2.1.3 A to Z Optical Fibers



A set of guided electromagnetic waves, also called the modes of the waveguide, can be describes the propagation of light along the waveguide. Only a certain number of modes are capable of propagating through the waveguide

Figure 2.1: Basic Structure of Optical Fiber

2.1.4 Principle of Ray Propagation



lower) dielectric medium then from the point of incidence at the interface it bends away from the normal. When the incidence angle is sufficiently high such that the angle of refraction is 90º then it is called critical angle. Now if light ray falls at the interface of the two mediums at an angle greater than the critical angle then the light ray gets reflected back to the originating medium with high efficiency (around 99.9%) i.e. total internal reflection occurs. With the help of innumerable total internal reflections light waves are propagated along the fiber with low loss as shown in figure 2.2. In this context, two parameters are very crucial namely Acceptance Angle and Numerical Aperture.

Figure 2.2: Ray Propagation
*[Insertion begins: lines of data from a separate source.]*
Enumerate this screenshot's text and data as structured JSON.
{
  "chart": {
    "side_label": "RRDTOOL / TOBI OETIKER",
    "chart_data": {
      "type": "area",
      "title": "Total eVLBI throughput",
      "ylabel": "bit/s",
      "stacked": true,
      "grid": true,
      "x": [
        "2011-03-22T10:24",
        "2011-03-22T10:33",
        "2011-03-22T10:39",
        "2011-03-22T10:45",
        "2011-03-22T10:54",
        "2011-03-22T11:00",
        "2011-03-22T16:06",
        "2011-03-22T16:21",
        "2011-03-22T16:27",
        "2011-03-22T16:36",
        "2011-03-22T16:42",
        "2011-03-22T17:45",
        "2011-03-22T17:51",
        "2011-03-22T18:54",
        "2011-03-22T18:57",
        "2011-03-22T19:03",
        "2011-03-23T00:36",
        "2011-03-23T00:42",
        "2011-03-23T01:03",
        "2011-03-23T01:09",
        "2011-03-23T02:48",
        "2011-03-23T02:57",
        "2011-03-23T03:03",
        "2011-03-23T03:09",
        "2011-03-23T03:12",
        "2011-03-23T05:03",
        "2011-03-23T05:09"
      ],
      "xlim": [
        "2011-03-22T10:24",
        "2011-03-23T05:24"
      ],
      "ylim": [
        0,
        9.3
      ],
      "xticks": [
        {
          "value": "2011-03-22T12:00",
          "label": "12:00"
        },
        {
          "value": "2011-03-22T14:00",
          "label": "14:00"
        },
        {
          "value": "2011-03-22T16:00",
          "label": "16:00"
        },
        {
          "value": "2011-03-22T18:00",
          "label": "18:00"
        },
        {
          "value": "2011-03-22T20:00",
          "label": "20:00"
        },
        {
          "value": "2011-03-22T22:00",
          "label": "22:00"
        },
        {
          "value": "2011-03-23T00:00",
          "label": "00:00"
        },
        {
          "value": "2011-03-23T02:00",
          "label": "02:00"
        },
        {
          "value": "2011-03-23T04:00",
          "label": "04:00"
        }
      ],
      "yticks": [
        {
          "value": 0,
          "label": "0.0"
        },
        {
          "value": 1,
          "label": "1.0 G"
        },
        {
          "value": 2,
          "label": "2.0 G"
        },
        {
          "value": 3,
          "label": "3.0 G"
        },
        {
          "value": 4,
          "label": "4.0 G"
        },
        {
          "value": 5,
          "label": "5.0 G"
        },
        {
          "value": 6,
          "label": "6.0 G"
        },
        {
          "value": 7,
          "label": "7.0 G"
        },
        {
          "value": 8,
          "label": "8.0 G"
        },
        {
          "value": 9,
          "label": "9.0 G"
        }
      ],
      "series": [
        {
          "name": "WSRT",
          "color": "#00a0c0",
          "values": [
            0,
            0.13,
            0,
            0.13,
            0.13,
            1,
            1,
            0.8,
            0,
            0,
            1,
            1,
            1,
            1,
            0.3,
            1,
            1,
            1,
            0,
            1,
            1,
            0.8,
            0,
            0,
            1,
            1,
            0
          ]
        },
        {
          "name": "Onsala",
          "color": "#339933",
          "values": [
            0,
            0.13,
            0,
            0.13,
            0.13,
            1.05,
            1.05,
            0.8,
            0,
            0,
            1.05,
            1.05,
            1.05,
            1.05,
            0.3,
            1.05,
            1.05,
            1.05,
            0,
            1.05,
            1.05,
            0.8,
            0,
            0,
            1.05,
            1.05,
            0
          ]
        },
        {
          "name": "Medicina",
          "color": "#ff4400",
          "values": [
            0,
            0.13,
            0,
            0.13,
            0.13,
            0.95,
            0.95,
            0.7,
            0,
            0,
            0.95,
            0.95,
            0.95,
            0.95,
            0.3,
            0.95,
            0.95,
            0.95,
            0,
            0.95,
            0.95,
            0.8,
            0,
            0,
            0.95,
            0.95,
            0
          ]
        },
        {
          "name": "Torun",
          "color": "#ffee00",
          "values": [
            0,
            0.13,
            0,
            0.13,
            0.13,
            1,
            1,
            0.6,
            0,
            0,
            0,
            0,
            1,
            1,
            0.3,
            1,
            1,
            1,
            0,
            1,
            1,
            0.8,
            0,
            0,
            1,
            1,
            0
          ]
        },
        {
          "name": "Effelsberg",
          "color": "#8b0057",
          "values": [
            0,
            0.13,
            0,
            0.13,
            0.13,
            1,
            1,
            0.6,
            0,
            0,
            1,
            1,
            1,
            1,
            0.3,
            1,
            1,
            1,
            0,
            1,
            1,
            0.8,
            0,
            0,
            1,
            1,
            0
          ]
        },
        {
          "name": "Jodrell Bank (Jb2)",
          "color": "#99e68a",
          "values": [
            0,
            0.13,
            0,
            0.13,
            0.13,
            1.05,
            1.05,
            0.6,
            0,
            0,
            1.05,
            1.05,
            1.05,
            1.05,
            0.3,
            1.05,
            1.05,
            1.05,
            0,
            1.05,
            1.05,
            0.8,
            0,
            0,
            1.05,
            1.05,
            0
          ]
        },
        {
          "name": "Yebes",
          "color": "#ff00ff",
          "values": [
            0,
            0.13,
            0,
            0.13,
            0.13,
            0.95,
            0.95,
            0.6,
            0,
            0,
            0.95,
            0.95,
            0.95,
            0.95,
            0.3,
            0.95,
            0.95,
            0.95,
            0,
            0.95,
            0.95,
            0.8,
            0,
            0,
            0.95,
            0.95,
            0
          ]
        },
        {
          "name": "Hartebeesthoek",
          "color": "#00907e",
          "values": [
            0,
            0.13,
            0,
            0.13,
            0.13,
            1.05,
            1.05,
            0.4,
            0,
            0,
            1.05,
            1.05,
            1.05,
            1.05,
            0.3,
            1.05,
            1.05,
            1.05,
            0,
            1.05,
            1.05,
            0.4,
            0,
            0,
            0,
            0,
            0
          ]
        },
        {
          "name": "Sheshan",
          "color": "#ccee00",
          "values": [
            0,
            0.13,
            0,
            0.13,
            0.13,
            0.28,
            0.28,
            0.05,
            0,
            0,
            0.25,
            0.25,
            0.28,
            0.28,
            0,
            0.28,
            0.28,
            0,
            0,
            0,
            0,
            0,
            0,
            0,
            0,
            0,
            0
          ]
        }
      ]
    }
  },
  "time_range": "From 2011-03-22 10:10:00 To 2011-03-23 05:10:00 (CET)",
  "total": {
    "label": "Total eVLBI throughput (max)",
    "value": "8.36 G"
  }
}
Acceptance angle is the maximum angle at which light may enter the fiber in order to be propagated and is denoted by θa in figure2.2. The relationship between the acceptance angle and the refractive indices of the three media involved-core, cladding and air, leads to the definition of Numerical Aperture which is given by –

NA = (n1²-n2²)½ = n0 sin θa………..(2.1)

where n0 is the refractive index of air.

The light ray shown in figure2.2 is known as a meridional ray as it



transmitted without passing through the fiber axis and follows a helical path through the fiber.( Prasenjit,2000)

2.2 Optical Communication

Optical communication, also known as optical telecommunication, is communication at a distance using light to carry information. It can be performed visually or by using electronic devices. An optical communication system uses a transmitter, which encodes a message into an optical signal, a channel, which carry the signal to its destination, and a receiver, which reproduce the message from the received optical signal. (IBM,1998)

At the present day a variety of electronic systems optically transmit and receive information carried by pulses of light. Fiber optic communication cables are now employed to send the great majority of the electronic data and long distance telephone calls that are not conveyed by either radio or satellite.(IBM,1998)

Fiber optic transmission devices, also called optical-electronic devices or optoelectronic devices, are coupled with optical fibers for data and signal transmission by converting optical signals into electrical signals, electrical signals into optical signals, or both. Fiber optic communication utilizes optical transmitter, optical receivers and optical fiber, among other component, to transmit light signals through the fiber. (IBM,1998)


Figure 2.1: Basic Structure of Optical Fiber
Figure 2 1 Basic Structure of Optical Fiber . View in document p.22
Figure 2.2: Ray Propagation
Figure 2 2 Ray Propagation . View in document p.23